A better reason to consider the Pixel 3 is its impressive ability to take so-called portrait mode photos, those DSLR-like images with a gently blurred background and sharpened foreground.
This effect is useful for producing artistic-looking photos of people, food and objects. Portrait mode is the Pixel 3’s strength: Compared with both Samsung’s Galaxy phones and Apple’s high-end iPhones, which use dual-lens cameras to take portrait mode photos, the single-lens Pixel 3 camera was more reliable at sharpening the intended subject.
Here’s an example: When I had dim sum for lunch and used the Pixel 3’s portrait mode to snap a photo of five soup dumplings inside a basket, the camera appropriately sharpened the five dumplings while blurring out my partner in the background. When I took a portrait mode photo with the iPhone XS, the camera blurred out one of the five dumplings. I eventually got the iPhone camera to sharpen all five dumplings with a few more tries, but the Pixel 3 did it in one attempt.
It’s remarkable that the Pixel 3 can produce these images with a single lens. Google accomplished this largely with what is known as machine learning, which involved computers analyzing millions of images to recognize what’s important in a photo. The Pixel 3 makes predictions about the parts of the photo that should stay sharp and creates a mask around it. A special sensor inside the camera, called dual-pixel autofocus, helps analyze the distance between the objects and the camera to make the blurring look realistic.

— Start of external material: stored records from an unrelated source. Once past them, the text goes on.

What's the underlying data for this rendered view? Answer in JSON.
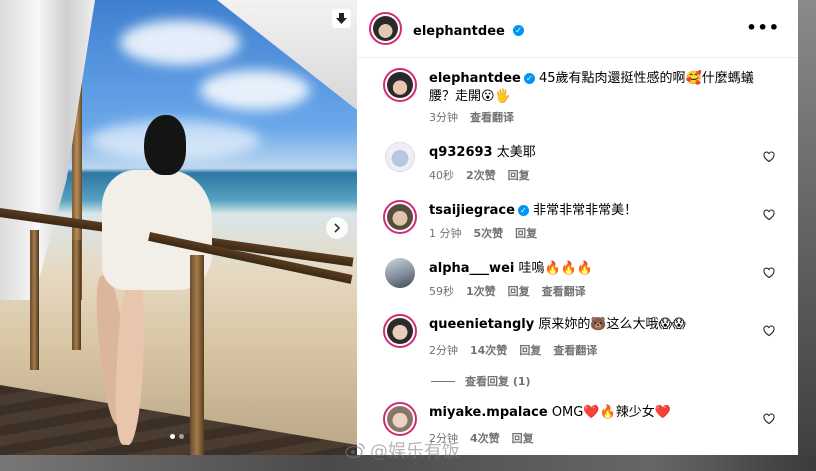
{
  "post": {
    "author": "elephantdee",
    "carousel": {
      "slide_count": 2,
      "active_slide": 1
    }
  },
  "caption": {
    "username": "elephantdee",
    "text": "45歲有點肉還挺性感的啊🥰什麼螞蟻腰？走開😮🖐",
    "time": "3分钟",
    "translate": "查看翻译"
  },
  "comments": [
    {
      "username": "q932693",
      "text": "太美耶",
      "time": "40秒",
      "likes": "2次赞",
      "reply": "回复",
      "translate": ""
    },
    {
      "username": "tsaijiegrace",
      "verified": true,
      "text": "非常非常非常美！",
      "time": "1 分钟",
      "likes": "5次赞",
      "reply": "回复",
      "translate": ""
    },
    {
      "username": "alpha___wei",
      "text": "哇嗚🔥🔥🔥",
      "time": "59秒",
      "likes": "1次赞",
      "reply": "回复",
      "translate": "查看翻译"
    },
    {
      "username": "queenietangly",
      "text": "原来妳的🐻这么大哦😱😱",
      "time": "2分钟",
      "likes": "14次赞",
      "reply": "回复",
      "translate": "查看翻译"
    },
    {
      "username": "miyake.mpalace",
      "text": "OMG❤️🔥辣少女❤️",
      "time": "2分钟",
      "likes": "4次赞",
      "reply": "回复",
      "translate": ""
    }
  ],
  "view_replies": "查看回复 (1)",
  "watermark": "@娱乐有饭",
  "colors": {
    "verified": "#0095f6",
    "story_ring": "#d62976",
    "meta_text": "#737373"
  },
  "icons": [
    "download-icon",
    "chevron-right-icon",
    "verified-icon",
    "more-icon",
    "heart-icon",
    "weibo-icon"
  ]
}
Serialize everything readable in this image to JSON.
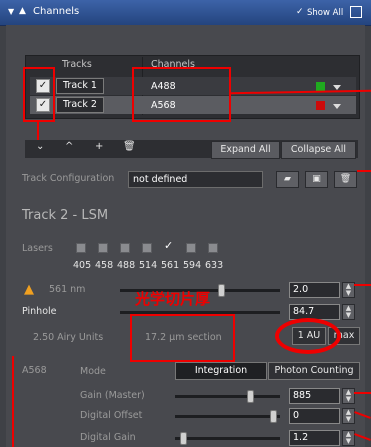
{
  "window": {
    "title": "Channels",
    "show_all": "Show All"
  },
  "tracks": {
    "col_tracks": "Tracks",
    "col_channels": "Channels",
    "rows": [
      {
        "name": "Track 1",
        "channel": "A488",
        "color": "#1faa1f"
      },
      {
        "name": "Track 2",
        "channel": "A568",
        "color": "#cc0b0b"
      }
    ]
  },
  "toolbar": {
    "expand_all": "Expand All",
    "collapse_all": "Collapse All"
  },
  "track_config": {
    "label": "Track Configuration",
    "value": "not defined"
  },
  "section_title": "Track 2 - LSM",
  "lasers": {
    "label": "Lasers",
    "lines": [
      {
        "wl": "405",
        "checked": false
      },
      {
        "wl": "458",
        "checked": false
      },
      {
        "wl": "488",
        "checked": false
      },
      {
        "wl": "514",
        "checked": false
      },
      {
        "wl": "561",
        "checked": true
      },
      {
        "wl": "594",
        "checked": false
      },
      {
        "wl": "633",
        "checked": false
      }
    ]
  },
  "laser_power": {
    "label": "561 nm",
    "value": "2.0"
  },
  "pinhole": {
    "label": "Pinhole",
    "value": "84.7"
  },
  "airy": {
    "units": "2.50 Airy Units",
    "section": "17.2 µm section",
    "btn_1au": "1 AU",
    "btn_max": "max"
  },
  "annotation": {
    "text": "光学切片厚"
  },
  "detector": {
    "channel": "A568",
    "mode_label": "Mode",
    "mode_integration": "Integration",
    "mode_photon": "Photon Counting",
    "gain_label": "Gain (Master)",
    "gain_value": "885",
    "offset_label": "Digital Offset",
    "offset_value": "0",
    "dgain_label": "Digital Gain",
    "dgain_value": "1.2"
  },
  "accent_colors": {
    "title_bar": "#2f559a",
    "annotation": "#ee0000"
  }
}
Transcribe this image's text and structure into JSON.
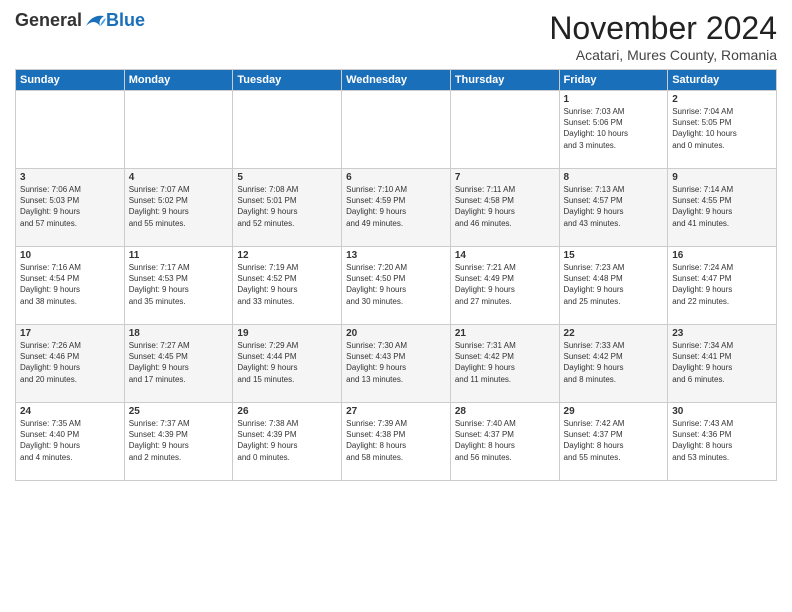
{
  "logo": {
    "general": "General",
    "blue": "Blue"
  },
  "title": "November 2024",
  "subtitle": "Acatari, Mures County, Romania",
  "headers": [
    "Sunday",
    "Monday",
    "Tuesday",
    "Wednesday",
    "Thursday",
    "Friday",
    "Saturday"
  ],
  "weeks": [
    [
      {
        "day": "",
        "info": ""
      },
      {
        "day": "",
        "info": ""
      },
      {
        "day": "",
        "info": ""
      },
      {
        "day": "",
        "info": ""
      },
      {
        "day": "",
        "info": ""
      },
      {
        "day": "1",
        "info": "Sunrise: 7:03 AM\nSunset: 5:06 PM\nDaylight: 10 hours\nand 3 minutes."
      },
      {
        "day": "2",
        "info": "Sunrise: 7:04 AM\nSunset: 5:05 PM\nDaylight: 10 hours\nand 0 minutes."
      }
    ],
    [
      {
        "day": "3",
        "info": "Sunrise: 7:06 AM\nSunset: 5:03 PM\nDaylight: 9 hours\nand 57 minutes."
      },
      {
        "day": "4",
        "info": "Sunrise: 7:07 AM\nSunset: 5:02 PM\nDaylight: 9 hours\nand 55 minutes."
      },
      {
        "day": "5",
        "info": "Sunrise: 7:08 AM\nSunset: 5:01 PM\nDaylight: 9 hours\nand 52 minutes."
      },
      {
        "day": "6",
        "info": "Sunrise: 7:10 AM\nSunset: 4:59 PM\nDaylight: 9 hours\nand 49 minutes."
      },
      {
        "day": "7",
        "info": "Sunrise: 7:11 AM\nSunset: 4:58 PM\nDaylight: 9 hours\nand 46 minutes."
      },
      {
        "day": "8",
        "info": "Sunrise: 7:13 AM\nSunset: 4:57 PM\nDaylight: 9 hours\nand 43 minutes."
      },
      {
        "day": "9",
        "info": "Sunrise: 7:14 AM\nSunset: 4:55 PM\nDaylight: 9 hours\nand 41 minutes."
      }
    ],
    [
      {
        "day": "10",
        "info": "Sunrise: 7:16 AM\nSunset: 4:54 PM\nDaylight: 9 hours\nand 38 minutes."
      },
      {
        "day": "11",
        "info": "Sunrise: 7:17 AM\nSunset: 4:53 PM\nDaylight: 9 hours\nand 35 minutes."
      },
      {
        "day": "12",
        "info": "Sunrise: 7:19 AM\nSunset: 4:52 PM\nDaylight: 9 hours\nand 33 minutes."
      },
      {
        "day": "13",
        "info": "Sunrise: 7:20 AM\nSunset: 4:50 PM\nDaylight: 9 hours\nand 30 minutes."
      },
      {
        "day": "14",
        "info": "Sunrise: 7:21 AM\nSunset: 4:49 PM\nDaylight: 9 hours\nand 27 minutes."
      },
      {
        "day": "15",
        "info": "Sunrise: 7:23 AM\nSunset: 4:48 PM\nDaylight: 9 hours\nand 25 minutes."
      },
      {
        "day": "16",
        "info": "Sunrise: 7:24 AM\nSunset: 4:47 PM\nDaylight: 9 hours\nand 22 minutes."
      }
    ],
    [
      {
        "day": "17",
        "info": "Sunrise: 7:26 AM\nSunset: 4:46 PM\nDaylight: 9 hours\nand 20 minutes."
      },
      {
        "day": "18",
        "info": "Sunrise: 7:27 AM\nSunset: 4:45 PM\nDaylight: 9 hours\nand 17 minutes."
      },
      {
        "day": "19",
        "info": "Sunrise: 7:29 AM\nSunset: 4:44 PM\nDaylight: 9 hours\nand 15 minutes."
      },
      {
        "day": "20",
        "info": "Sunrise: 7:30 AM\nSunset: 4:43 PM\nDaylight: 9 hours\nand 13 minutes."
      },
      {
        "day": "21",
        "info": "Sunrise: 7:31 AM\nSunset: 4:42 PM\nDaylight: 9 hours\nand 11 minutes."
      },
      {
        "day": "22",
        "info": "Sunrise: 7:33 AM\nSunset: 4:42 PM\nDaylight: 9 hours\nand 8 minutes."
      },
      {
        "day": "23",
        "info": "Sunrise: 7:34 AM\nSunset: 4:41 PM\nDaylight: 9 hours\nand 6 minutes."
      }
    ],
    [
      {
        "day": "24",
        "info": "Sunrise: 7:35 AM\nSunset: 4:40 PM\nDaylight: 9 hours\nand 4 minutes."
      },
      {
        "day": "25",
        "info": "Sunrise: 7:37 AM\nSunset: 4:39 PM\nDaylight: 9 hours\nand 2 minutes."
      },
      {
        "day": "26",
        "info": "Sunrise: 7:38 AM\nSunset: 4:39 PM\nDaylight: 9 hours\nand 0 minutes."
      },
      {
        "day": "27",
        "info": "Sunrise: 7:39 AM\nSunset: 4:38 PM\nDaylight: 8 hours\nand 58 minutes."
      },
      {
        "day": "28",
        "info": "Sunrise: 7:40 AM\nSunset: 4:37 PM\nDaylight: 8 hours\nand 56 minutes."
      },
      {
        "day": "29",
        "info": "Sunrise: 7:42 AM\nSunset: 4:37 PM\nDaylight: 8 hours\nand 55 minutes."
      },
      {
        "day": "30",
        "info": "Sunrise: 7:43 AM\nSunset: 4:36 PM\nDaylight: 8 hours\nand 53 minutes."
      }
    ]
  ]
}
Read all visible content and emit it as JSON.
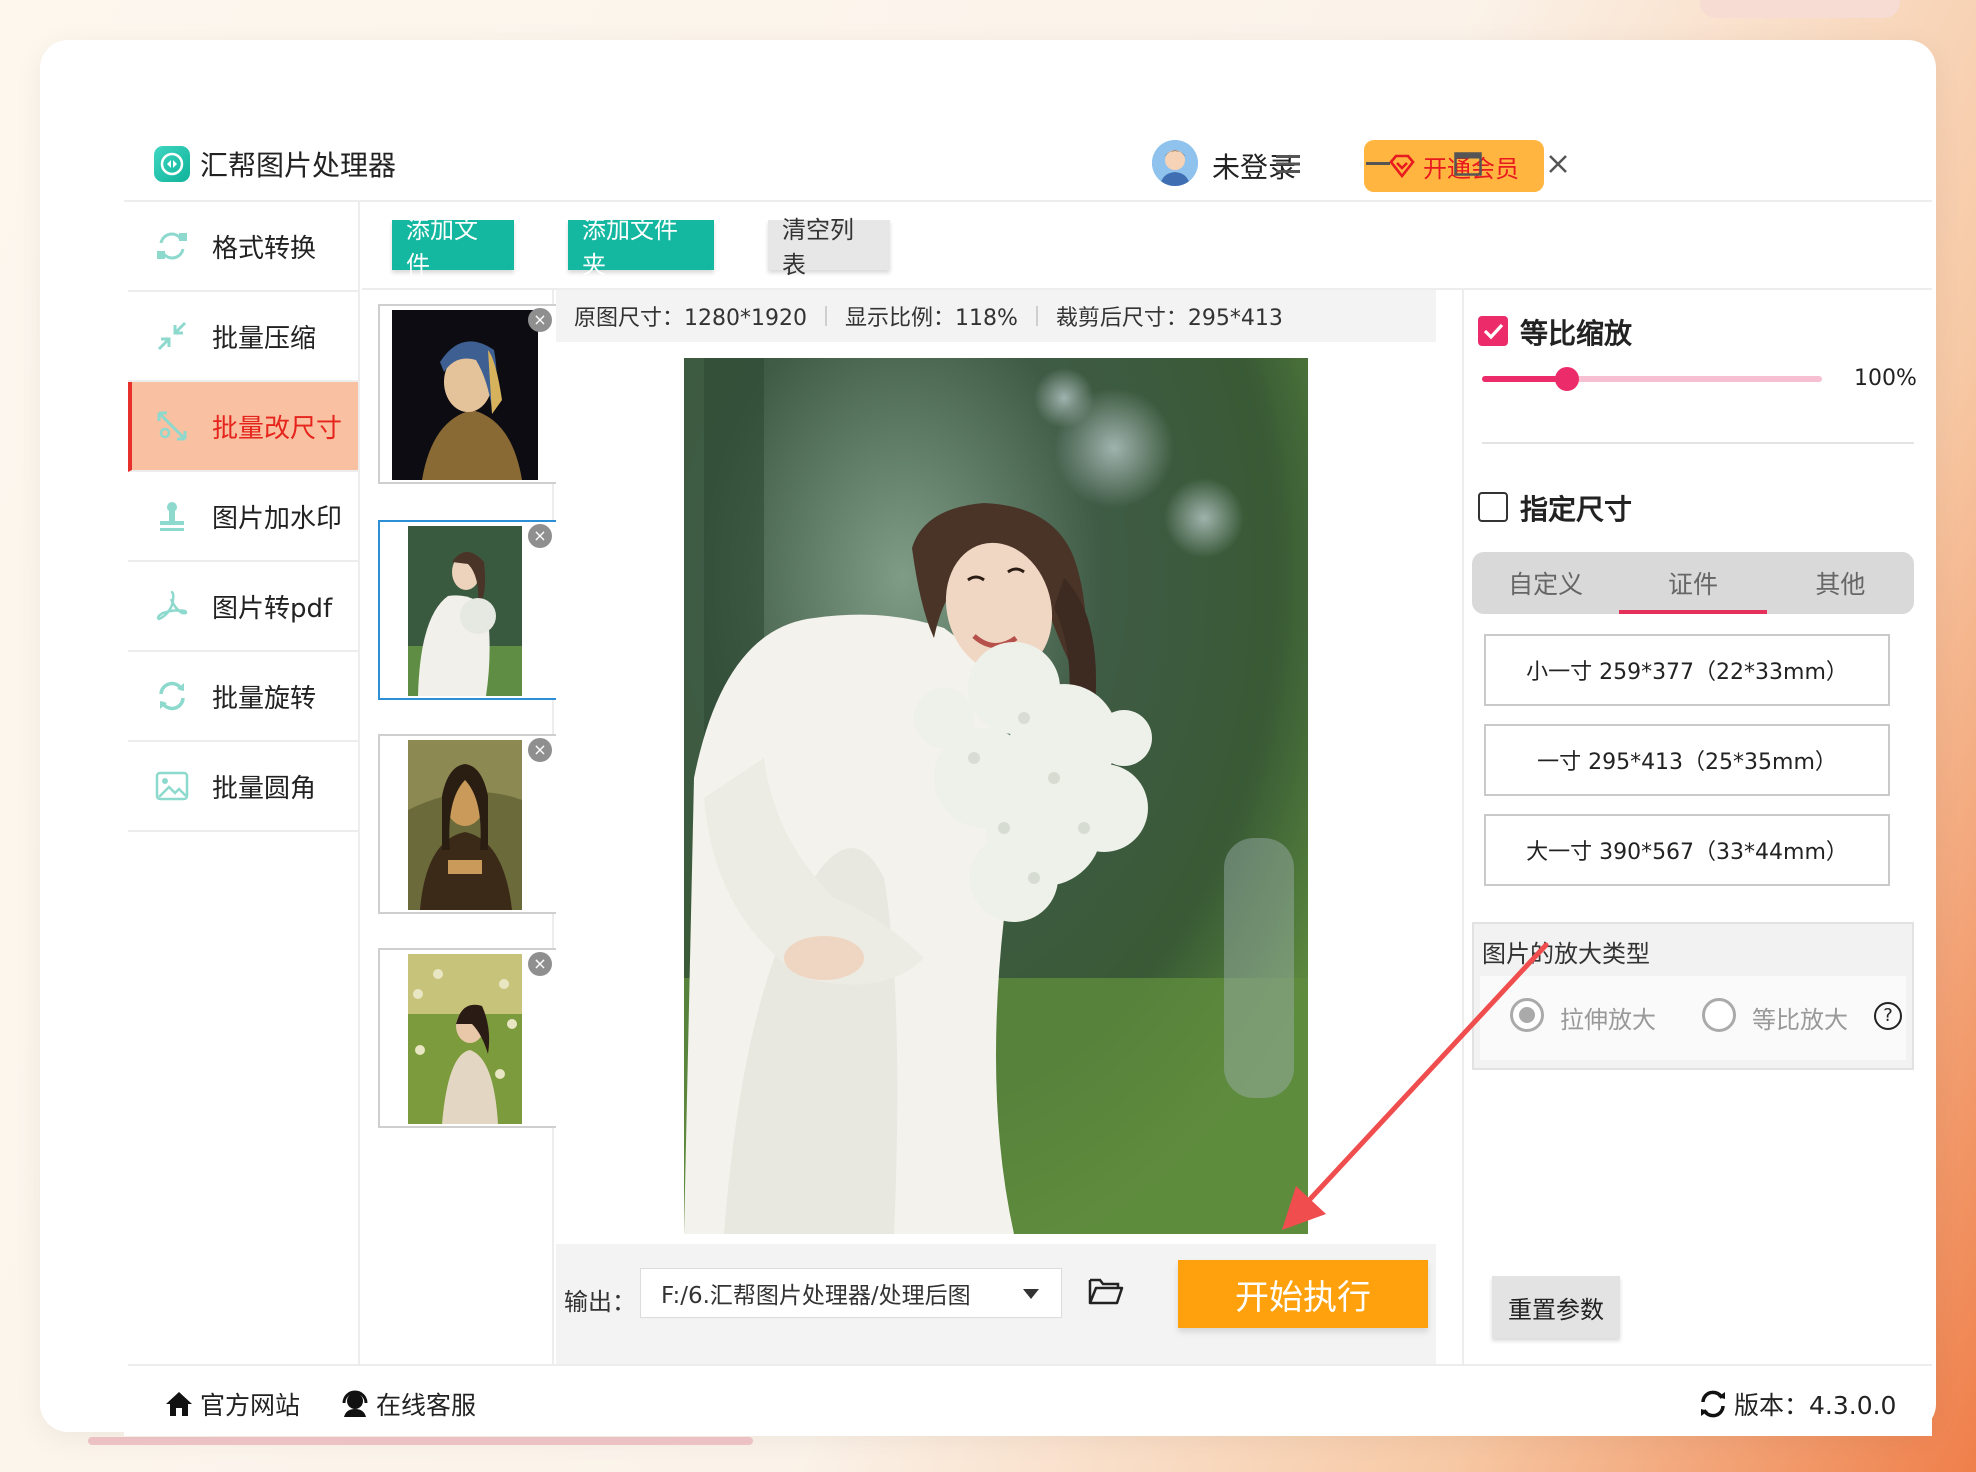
{
  "app": {
    "title": "汇帮图片处理器",
    "user_status": "未登录",
    "vip_button": "开通会员"
  },
  "sidebar": {
    "items": [
      {
        "label": "格式转换",
        "icon": "format-convert-icon",
        "active": false
      },
      {
        "label": "批量压缩",
        "icon": "compress-icon",
        "active": false
      },
      {
        "label": "批量改尺寸",
        "icon": "resize-icon",
        "active": true
      },
      {
        "label": "图片加水印",
        "icon": "watermark-icon",
        "active": false
      },
      {
        "label": "图片转pdf",
        "icon": "pdf-icon",
        "active": false
      },
      {
        "label": "批量旋转",
        "icon": "rotate-icon",
        "active": false
      },
      {
        "label": "批量圆角",
        "icon": "round-corner-icon",
        "active": false
      }
    ]
  },
  "toolbar": {
    "add_file": "添加文件",
    "add_folder": "添加文件夹",
    "clear_list": "清空列表"
  },
  "thumbnails": [
    {
      "name": "girl-with-pearl-earring",
      "selected": false
    },
    {
      "name": "girl-with-flowers",
      "selected": true
    },
    {
      "name": "mona-lisa",
      "selected": false
    },
    {
      "name": "girl-in-field",
      "selected": false
    }
  ],
  "preview": {
    "original_size": "原图尺寸：1280*1920",
    "display_ratio": "显示比例：118%",
    "cropped_size": "裁剪后尺寸：295*413"
  },
  "output": {
    "label": "输出：",
    "path": "F:/6.汇帮图片处理器/处理后图",
    "start_button": "开始执行"
  },
  "settings": {
    "proportional_label": "等比缩放",
    "proportional_checked": true,
    "scale_percent_text": "100%",
    "scale_fraction": 0.25,
    "specify_size_label": "指定尺寸",
    "specify_size_checked": false,
    "tabs": [
      "自定义",
      "证件",
      "其他"
    ],
    "active_tab": 1,
    "sizes": [
      "小一寸  259*377（22*33mm）",
      "一寸  295*413（25*35mm）",
      "大一寸  390*567（33*44mm）"
    ],
    "zoom_type_title": "图片的放大类型",
    "zoom_options": [
      "拉伸放大",
      "等比放大"
    ],
    "zoom_selected": 0,
    "help": "?",
    "reset_button": "重置参数"
  },
  "footer": {
    "official_site": "官方网站",
    "online_service": "在线客服",
    "version": "版本：4.3.0.0"
  },
  "colors": {
    "accent_green": "#14b7a0",
    "accent_pink": "#ec2c6a",
    "start_orange": "#fea10c",
    "vip_yellow": "#ffb540",
    "arrow_red": "#f04e4e"
  }
}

Having this smart camera — which has the potential to become even smarter through software updates — is a compelling reason to consider the Pixel 3. Google said it planned to add more camera features in those updates, like Night Sight, which helps people take photos in the dark without using a flash.
“What we’ve been able to do with machine learning to produce image quality in photography and video, it really surpasses the need for us to do more,” Mr. Queiroz said.
Nowadays, it can feel daunting to take a phone call from an unfamiliar number because it is most likely a robocall — a scammer or spammer using an automated dialing system to steal your personal information or to sell you something. To fight robocalls, Google built a screening tool into the Pixel 3.
Beware: Using this feature comes with some risk.
The screening tool works by tapping a button when you want to screen a call. An automated message will ask the caller to state his or her name and purpose for calling. From there, the user can receive a transcription of the caller’s response and decide whether to take the call.
The tool works well: I screened a call from my partner, and Google did a perfect job at immediately transcribing her response (“My purpose is to eat dumplings, so leave me alone”).
But be wary about using this tool. The No. 1 rule when dealing with robocalls is to not answer them, according to the Federal Communications Commission. The No. 2 rule is to hang up immediately if you do answer a robocall. That’s because picking up the phone or engaging with the caller indicates that your phone number is active, which could land you on a list to be flooded with even more robocalls.
It’s unclear if using the tool would count as engaging with the robocaller. Google said that in its testing, it did not see an increase in spam calls after the screening feature was used. The company said the alternative — to ignore all unknown numbers — was not feasible because calls could be coming in from doctors, delivery drivers, restaurants and service providers.
It remains to be seen how effective the screening tool will be when Pixel customers use it en masse. I still think the safer — although imperfect — solution is to not answer calls from suspicious numbers, like those that are nearly identical to yours.
After all the tests, here’s the short version of who should buy a Pixel: You should get one if what you care about most is having a phone with a great camera that does the best job of running Google’s Android software.
But I don’t recommend messing with the robocallers. The bots will always win.